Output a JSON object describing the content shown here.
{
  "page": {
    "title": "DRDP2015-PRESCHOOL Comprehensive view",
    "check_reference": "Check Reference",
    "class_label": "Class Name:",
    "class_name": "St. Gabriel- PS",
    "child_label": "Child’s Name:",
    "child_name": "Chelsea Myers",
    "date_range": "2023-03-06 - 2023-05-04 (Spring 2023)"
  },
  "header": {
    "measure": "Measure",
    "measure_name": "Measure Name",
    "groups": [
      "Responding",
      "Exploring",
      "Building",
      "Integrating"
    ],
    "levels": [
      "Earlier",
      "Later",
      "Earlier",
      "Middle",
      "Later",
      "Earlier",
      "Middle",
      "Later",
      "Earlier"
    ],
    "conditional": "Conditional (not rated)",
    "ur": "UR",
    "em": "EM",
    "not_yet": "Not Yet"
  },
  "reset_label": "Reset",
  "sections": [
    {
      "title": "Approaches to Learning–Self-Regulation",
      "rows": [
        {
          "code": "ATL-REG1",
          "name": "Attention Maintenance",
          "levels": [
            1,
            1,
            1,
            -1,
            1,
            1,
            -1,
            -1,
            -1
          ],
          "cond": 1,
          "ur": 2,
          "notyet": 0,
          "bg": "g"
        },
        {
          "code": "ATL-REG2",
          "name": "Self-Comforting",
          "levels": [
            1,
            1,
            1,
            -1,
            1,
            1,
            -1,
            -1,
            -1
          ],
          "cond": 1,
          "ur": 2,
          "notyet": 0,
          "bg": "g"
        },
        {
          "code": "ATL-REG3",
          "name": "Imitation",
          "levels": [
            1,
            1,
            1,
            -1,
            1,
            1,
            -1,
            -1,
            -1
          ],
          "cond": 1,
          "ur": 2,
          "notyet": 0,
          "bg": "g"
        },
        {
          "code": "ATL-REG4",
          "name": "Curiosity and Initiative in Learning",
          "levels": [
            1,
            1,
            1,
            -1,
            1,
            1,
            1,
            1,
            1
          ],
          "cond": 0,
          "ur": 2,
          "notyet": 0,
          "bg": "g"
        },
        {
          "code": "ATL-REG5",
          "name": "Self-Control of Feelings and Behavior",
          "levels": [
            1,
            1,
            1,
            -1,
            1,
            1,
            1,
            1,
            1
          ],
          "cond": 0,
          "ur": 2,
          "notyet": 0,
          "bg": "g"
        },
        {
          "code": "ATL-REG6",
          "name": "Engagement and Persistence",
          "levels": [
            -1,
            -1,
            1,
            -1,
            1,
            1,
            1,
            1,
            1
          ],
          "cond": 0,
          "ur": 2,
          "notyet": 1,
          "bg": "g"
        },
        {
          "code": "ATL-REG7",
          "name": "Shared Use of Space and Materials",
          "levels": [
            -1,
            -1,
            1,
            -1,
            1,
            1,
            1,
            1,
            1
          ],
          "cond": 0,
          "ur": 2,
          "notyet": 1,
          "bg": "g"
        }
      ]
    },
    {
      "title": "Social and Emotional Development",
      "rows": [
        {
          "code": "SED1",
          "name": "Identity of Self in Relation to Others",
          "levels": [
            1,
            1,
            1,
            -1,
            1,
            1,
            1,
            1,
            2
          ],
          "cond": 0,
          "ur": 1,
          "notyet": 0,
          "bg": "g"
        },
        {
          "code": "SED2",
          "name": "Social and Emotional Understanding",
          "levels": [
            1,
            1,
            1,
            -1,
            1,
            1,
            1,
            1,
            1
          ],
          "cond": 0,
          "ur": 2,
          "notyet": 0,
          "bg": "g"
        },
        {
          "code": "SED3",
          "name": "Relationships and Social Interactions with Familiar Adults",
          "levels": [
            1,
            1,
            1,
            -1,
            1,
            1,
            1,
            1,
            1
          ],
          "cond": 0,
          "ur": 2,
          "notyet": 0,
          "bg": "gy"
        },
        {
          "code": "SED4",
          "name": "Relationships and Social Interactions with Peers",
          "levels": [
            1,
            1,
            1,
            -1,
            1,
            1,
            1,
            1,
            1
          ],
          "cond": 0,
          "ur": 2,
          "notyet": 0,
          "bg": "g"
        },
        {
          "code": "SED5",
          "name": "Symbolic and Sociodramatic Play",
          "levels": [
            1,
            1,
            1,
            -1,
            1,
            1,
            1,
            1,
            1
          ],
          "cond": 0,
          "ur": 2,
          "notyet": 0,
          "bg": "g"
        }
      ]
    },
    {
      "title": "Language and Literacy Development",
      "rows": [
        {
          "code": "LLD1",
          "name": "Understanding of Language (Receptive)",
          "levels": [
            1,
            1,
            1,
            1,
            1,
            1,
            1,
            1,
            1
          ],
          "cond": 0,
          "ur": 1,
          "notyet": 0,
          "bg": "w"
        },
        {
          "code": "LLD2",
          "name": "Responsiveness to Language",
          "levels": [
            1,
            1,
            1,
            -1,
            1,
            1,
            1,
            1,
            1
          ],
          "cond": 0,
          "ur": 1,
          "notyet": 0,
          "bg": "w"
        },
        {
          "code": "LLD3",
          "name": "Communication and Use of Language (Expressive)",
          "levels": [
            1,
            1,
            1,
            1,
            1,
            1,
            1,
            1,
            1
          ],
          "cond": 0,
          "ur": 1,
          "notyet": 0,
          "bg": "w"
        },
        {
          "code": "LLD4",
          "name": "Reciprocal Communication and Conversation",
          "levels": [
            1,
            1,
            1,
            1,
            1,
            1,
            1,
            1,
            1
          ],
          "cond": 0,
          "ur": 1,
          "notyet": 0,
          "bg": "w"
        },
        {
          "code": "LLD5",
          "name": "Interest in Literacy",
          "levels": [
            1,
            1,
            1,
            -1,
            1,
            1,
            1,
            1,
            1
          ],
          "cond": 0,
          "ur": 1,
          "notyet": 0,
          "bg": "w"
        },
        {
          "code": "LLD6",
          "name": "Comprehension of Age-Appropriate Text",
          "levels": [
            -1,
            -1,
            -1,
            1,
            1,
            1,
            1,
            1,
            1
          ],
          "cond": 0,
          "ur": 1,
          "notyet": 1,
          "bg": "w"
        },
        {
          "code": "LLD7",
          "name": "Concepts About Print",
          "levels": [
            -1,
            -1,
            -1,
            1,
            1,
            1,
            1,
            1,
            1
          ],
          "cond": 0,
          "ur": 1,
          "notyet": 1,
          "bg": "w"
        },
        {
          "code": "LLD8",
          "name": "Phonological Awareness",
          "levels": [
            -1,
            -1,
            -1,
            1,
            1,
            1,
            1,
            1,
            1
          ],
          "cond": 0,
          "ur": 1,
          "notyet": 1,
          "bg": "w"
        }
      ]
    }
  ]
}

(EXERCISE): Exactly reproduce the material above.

(RESPONSE BELOW):
Output a JSON object describing the content shown here.
{
  "page": {
    "title": "DRDP2015-PRESCHOOL Comprehensive view",
    "check_reference": "Check Reference",
    "class_label": "Class Name:",
    "class_name": "St. Gabriel- PS",
    "child_label": "Child’s Name:",
    "child_name": "Chelsea Myers",
    "date_range": "2023-03-06 - 2023-05-04 (Spring 2023)"
  },
  "header": {
    "measure": "Measure",
    "measure_name": "Measure Name",
    "groups": [
      "Responding",
      "Exploring",
      "Building",
      "Integrating"
    ],
    "levels": [
      "Earlier",
      "Later",
      "Earlier",
      "Middle",
      "Later",
      "Earlier",
      "Middle",
      "Later",
      "Earlier"
    ],
    "conditional": "Conditional (not rated)",
    "ur": "UR",
    "em": "EM",
    "not_yet": "Not Yet"
  },
  "reset_label": "Reset",
  "sections": [
    {
      "title": "Approaches to Learning–Self-Regulation",
      "rows": [
        {
          "code": "ATL-REG1",
          "name": "Attention Maintenance",
          "levels": [
            1,
            1,
            1,
            -1,
            1,
            1,
            -1,
            -1,
            -1
          ],
          "cond": 1,
          "ur": 2,
          "notyet": 0,
          "bg": "g"
        },
        {
          "code": "ATL-REG2",
          "name": "Self-Comforting",
          "levels": [
            1,
            1,
            1,
            -1,
            1,
            1,
            -1,
            -1,
            -1
          ],
          "cond": 1,
          "ur": 2,
          "notyet": 0,
          "bg": "g"
        },
        {
          "code": "ATL-REG3",
          "name": "Imitation",
          "levels": [
            1,
            1,
            1,
            -1,
            1,
            1,
            -1,
            -1,
            -1
          ],
          "cond": 1,
          "ur": 2,
          "notyet": 0,
          "bg": "g"
        },
        {
          "code": "ATL-REG4",
          "name": "Curiosity and Initiative in Learning",
          "levels": [
            1,
            1,
            1,
            -1,
            1,
            1,
            1,
            1,
            1
          ],
          "cond": 0,
          "ur": 2,
          "notyet": 0,
          "bg": "g"
        },
        {
          "code": "ATL-REG5",
          "name": "Self-Control of Feelings and Behavior",
          "levels": [
            1,
            1,
            1,
            -1,
            1,
            1,
            1,
            1,
            1
          ],
          "cond": 0,
          "ur": 2,
          "notyet": 0,
          "bg": "g"
        },
        {
          "code": "ATL-REG6",
          "name": "Engagement and Persistence",
          "levels": [
            -1,
            -1,
            1,
            -1,
            1,
            1,
            1,
            1,
            1
          ],
          "cond": 0,
          "ur": 2,
          "notyet": 1,
          "bg": "g"
        },
        {
          "code": "ATL-REG7",
          "name": "Shared Use of Space and Materials",
          "levels": [
            -1,
            -1,
            1,
            -1,
            1,
            1,
            1,
            1,
            1
          ],
          "cond": 0,
          "ur": 2,
          "notyet": 1,
          "bg": "g"
        }
      ]
    },
    {
      "title": "Social and Emotional Development",
      "rows": [
        {
          "code": "SED1",
          "name": "Identity of Self in Relation to Others",
          "levels": [
            1,
            1,
            1,
            -1,
            1,
            1,
            1,
            1,
            2
          ],
          "cond": 0,
          "ur": 1,
          "notyet": 0,
          "bg": "g"
        },
        {
          "code": "SED2",
          "name": "Social and Emotional Understanding",
          "levels": [
            1,
            1,
            1,
            -1,
            1,
            1,
            1,
            1,
            1
          ],
          "cond": 0,
          "ur": 2,
          "notyet": 0,
          "bg": "g"
        },
        {
          "code": "SED3",
          "name": "Relationships and Social Interactions with Familiar Adults",
          "levels": [
            1,
            1,
            1,
            -1,
            1,
            1,
            1,
            1,
            1
          ],
          "cond": 0,
          "ur": 2,
          "notyet": 0,
          "bg": "gy"
        },
        {
          "code": "SED4",
          "name": "Relationships and Social Interactions with Peers",
          "levels": [
            1,
            1,
            1,
            -1,
            1,
            1,
            1,
            1,
            1
          ],
          "cond": 0,
          "ur": 2,
          "notyet": 0,
          "bg": "g"
        },
        {
          "code": "SED5",
          "name": "Symbolic and Sociodramatic Play",
          "levels": [
            1,
            1,
            1,
            -1,
            1,
            1,
            1,
            1,
            1
          ],
          "cond": 0,
          "ur": 2,
          "notyet": 0,
          "bg": "g"
        }
      ]
    },
    {
      "title": "Language and Literacy Development",
      "rows": [
        {
          "code": "LLD1",
          "name": "Understanding of Language (Receptive)",
          "levels": [
            1,
            1,
            1,
            1,
            1,
            1,
            1,
            1,
            1
          ],
          "cond": 0,
          "ur": 1,
          "notyet": 0,
          "bg": "w"
        },
        {
          "code": "LLD2",
          "name": "Responsiveness to Language",
          "levels": [
            1,
            1,
            1,
            -1,
            1,
            1,
            1,
            1,
            1
          ],
          "cond": 0,
          "ur": 1,
          "notyet": 0,
          "bg": "w"
        },
        {
          "code": "LLD3",
          "name": "Communication and Use of Language (Expressive)",
          "levels": [
            1,
            1,
            1,
            1,
            1,
            1,
            1,
            1,
            1
          ],
          "cond": 0,
          "ur": 1,
          "notyet": 0,
          "bg": "w"
        },
        {
          "code": "LLD4",
          "name": "Reciprocal Communication and Conversation",
          "levels": [
            1,
            1,
            1,
            1,
            1,
            1,
            1,
            1,
            1
          ],
          "cond": 0,
          "ur": 1,
          "notyet": 0,
          "bg": "w"
        },
        {
          "code": "LLD5",
          "name": "Interest in Literacy",
          "levels": [
            1,
            1,
            1,
            -1,
            1,
            1,
            1,
            1,
            1
          ],
          "cond": 0,
          "ur": 1,
          "notyet": 0,
          "bg": "w"
        },
        {
          "code": "LLD6",
          "name": "Comprehension of Age-Appropriate Text",
          "levels": [
            -1,
            -1,
            -1,
            1,
            1,
            1,
            1,
            1,
            1
          ],
          "cond": 0,
          "ur": 1,
          "notyet": 1,
          "bg": "w"
        },
        {
          "code": "LLD7",
          "name": "Concepts About Print",
          "levels": [
            -1,
            -1,
            -1,
            1,
            1,
            1,
            1,
            1,
            1
          ],
          "cond": 0,
          "ur": 1,
          "notyet": 1,
          "bg": "w"
        },
        {
          "code": "LLD8",
          "name": "Phonological Awareness",
          "levels": [
            -1,
            -1,
            -1,
            1,
            1,
            1,
            1,
            1,
            1
          ],
          "cond": 0,
          "ur": 1,
          "notyet": 1,
          "bg": "w"
        }
      ]
    }
  ]
}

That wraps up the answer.